2018.02.13 Tuesday Stretch
Happy Valentine’s Day Tomorrow
But it is “Fat” Stretch Tuesday today!
Russell and Kitty here. So what does Valentine’s Day have to do with big vases? They are waiting to be filled with beautiful flowers tomorrow.
So why do we have big vases better known as funeral vases by collectors? They were used in funeral homes to hold big bunches of flowers.
By the way, carnival and stretch glass collectors both consider as a definition of funeral vases a base of 5” or more. Some funeral vases are squatty and some are pulled way out according to what the glass craft person wanted to do.
We have already established that for a vase to be a funeral vase the base needs to be at least five inches across. Diamond has a vase that is listed in John Madely and Dave Shelter’s book “American Iridescent Stretch Glass” page 34, plate 91, one straight sided vase with a 5” base. Looked through David Doty’s “Field Guide to Carnival Glass 2015″ and did not find any funeral vases made by Dugan nor Diamond. Does anyone else know of any funeral vases made by Dugan or Diamond in carnival or stretch glass?
Fenton made a number of large vases, but no stretch glass funeral vases that have 5” or larger base. In carnival glass, they made Diamond & Rib and the Rustic patterns. Bill Edwards and Mike Carwile in the “Standard Encyclopedia of Carnival Glass 9th Edition” lists Rustic and the Rustic Variants funeral vases.
Now with Imperial, we have hit the jackpot of funeral vases in both stretch and carnival glass:
Most of the above Imperial Stretch Glass Funeral Vases shown above David Doty in his New “Field Guide of Carnival Glass 2015″ lumps the vases into the pattern name of Smooth Panels by Imperial. The shorter funeral vases have 8 panels and the larger funeral vases have 10 panels. So some collectors call them 8 panel vases and 10 panel vases. As to the colors, Imperial lists “Iris Ice” as the crystal (white); “Blue Ice” is charcoal; “Rose Ice” is marigold; “Green Ice” is teal. They didn’t really have a color name for their amberina. 99% of the red Imperial glass is actually amberina. The vases shown are all a beautiful what may call a cherry red (bright clear red) with yellow in the base of the vase so it technicality is amberina.
In carnival glass, Imperial made the Morning Glory and the Ripple Funeral Vases.
Northwood made one stretch glass funeral vase that we have found. #930 – 15” swung vase is how it is listed in a salesman’s flyer. This vase can be found in blue (similar to celeste blue) and a medium green (an unusual color for Northwood’s Rainbow Line [stretch glass]). The medium green is very close to Fenton’s Florentine Green. In carnival glass, they made the famous Tree Trunk and Edwards and Carwile differentiate between the Tree Trunk and the Tree Trunk Variant funeral vases.

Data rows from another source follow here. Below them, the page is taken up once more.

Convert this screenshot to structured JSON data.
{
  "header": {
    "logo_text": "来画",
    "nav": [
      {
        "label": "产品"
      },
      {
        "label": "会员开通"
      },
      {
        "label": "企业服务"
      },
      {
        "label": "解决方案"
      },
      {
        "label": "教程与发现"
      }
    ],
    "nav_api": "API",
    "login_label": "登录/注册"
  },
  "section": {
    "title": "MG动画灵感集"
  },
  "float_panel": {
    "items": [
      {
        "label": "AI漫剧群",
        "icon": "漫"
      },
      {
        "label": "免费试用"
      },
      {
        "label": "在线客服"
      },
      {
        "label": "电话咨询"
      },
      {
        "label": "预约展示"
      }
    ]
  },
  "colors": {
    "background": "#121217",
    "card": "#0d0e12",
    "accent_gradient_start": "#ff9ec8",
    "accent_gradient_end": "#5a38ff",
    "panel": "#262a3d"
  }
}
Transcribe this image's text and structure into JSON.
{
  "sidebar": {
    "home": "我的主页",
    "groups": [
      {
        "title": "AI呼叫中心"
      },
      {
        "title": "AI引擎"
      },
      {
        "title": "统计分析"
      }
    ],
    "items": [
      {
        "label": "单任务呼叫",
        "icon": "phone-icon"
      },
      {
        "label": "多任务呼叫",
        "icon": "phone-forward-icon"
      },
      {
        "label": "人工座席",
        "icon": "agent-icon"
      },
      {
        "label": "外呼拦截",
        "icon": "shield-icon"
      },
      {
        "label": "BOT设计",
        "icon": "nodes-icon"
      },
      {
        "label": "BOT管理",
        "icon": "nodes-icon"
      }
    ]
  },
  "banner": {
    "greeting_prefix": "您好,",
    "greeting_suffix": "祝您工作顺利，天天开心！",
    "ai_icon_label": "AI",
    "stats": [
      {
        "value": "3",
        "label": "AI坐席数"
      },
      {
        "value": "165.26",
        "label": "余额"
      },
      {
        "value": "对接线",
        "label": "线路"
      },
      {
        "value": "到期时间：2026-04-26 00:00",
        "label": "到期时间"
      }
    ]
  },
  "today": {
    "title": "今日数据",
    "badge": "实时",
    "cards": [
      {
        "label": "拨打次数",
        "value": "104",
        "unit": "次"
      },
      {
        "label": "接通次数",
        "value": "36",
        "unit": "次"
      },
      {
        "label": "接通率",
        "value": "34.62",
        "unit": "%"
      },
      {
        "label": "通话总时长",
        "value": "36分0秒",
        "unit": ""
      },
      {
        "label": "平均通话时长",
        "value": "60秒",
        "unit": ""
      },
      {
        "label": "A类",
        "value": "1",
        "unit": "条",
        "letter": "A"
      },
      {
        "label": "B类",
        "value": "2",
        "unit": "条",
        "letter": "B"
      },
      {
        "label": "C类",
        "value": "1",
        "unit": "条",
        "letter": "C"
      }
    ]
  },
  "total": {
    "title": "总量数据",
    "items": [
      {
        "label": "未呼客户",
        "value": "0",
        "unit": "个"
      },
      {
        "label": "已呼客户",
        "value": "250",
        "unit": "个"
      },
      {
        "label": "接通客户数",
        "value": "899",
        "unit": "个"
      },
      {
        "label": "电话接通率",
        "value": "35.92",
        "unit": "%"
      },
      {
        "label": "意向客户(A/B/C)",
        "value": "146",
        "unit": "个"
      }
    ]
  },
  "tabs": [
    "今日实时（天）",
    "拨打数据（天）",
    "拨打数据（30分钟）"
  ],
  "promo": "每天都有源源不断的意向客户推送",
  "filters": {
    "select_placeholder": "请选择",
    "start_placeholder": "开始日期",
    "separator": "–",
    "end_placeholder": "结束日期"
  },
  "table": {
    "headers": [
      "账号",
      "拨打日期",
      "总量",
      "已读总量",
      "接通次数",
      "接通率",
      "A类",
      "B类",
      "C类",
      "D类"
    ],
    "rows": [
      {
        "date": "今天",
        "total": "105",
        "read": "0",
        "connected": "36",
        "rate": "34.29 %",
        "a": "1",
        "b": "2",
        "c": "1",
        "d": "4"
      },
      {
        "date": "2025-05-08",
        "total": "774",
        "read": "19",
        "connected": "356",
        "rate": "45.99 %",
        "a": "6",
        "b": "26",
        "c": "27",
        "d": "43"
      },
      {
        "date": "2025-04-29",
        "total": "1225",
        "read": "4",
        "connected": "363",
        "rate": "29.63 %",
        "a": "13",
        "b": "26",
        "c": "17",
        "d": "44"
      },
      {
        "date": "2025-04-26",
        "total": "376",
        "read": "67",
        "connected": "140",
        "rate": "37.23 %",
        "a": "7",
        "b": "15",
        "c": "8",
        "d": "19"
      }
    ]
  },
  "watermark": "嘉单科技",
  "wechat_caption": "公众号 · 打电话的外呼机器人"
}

Really thought that there were more patterns of funeral vases in both stretch glass and carnival glass. Have measured every large vase that we have as well as gone through most of our research books on iridescent glass. What funeral vase (base is larger than 5”) patterns have we missed? Carnival or stretch glass? There are some vase bases that are very close to five inches, but tried to stick to the 5” or larger definition set by carnival glass authors.
We are continually asked about how do you display your funeral vases. Answer is any place where they fit that is off the floor so the dogs can’t bump into them!
Just a word of caution so hopefully you won’t spoil Valentine’s Day. Do not fill your funeral vase with ice cold water as I did without thinking! If you do, the “ping” fairy will probably visit you. We have a huge 20” marigold Imperial stretch funeral vase that someday will be in two pieces. What we do now if we want to use the vase, we’ll put in a plastic soft container like a potato salad container in which to put the cool (not ice) water and the flowers into. Artificial flowers are not romantic, but they do last longer. Plus they do not require water so you don’t have to worry about the “ping” fairy!
Hope that everyone has a happy Valentine’s Day,
Russell and Kitty Umbraco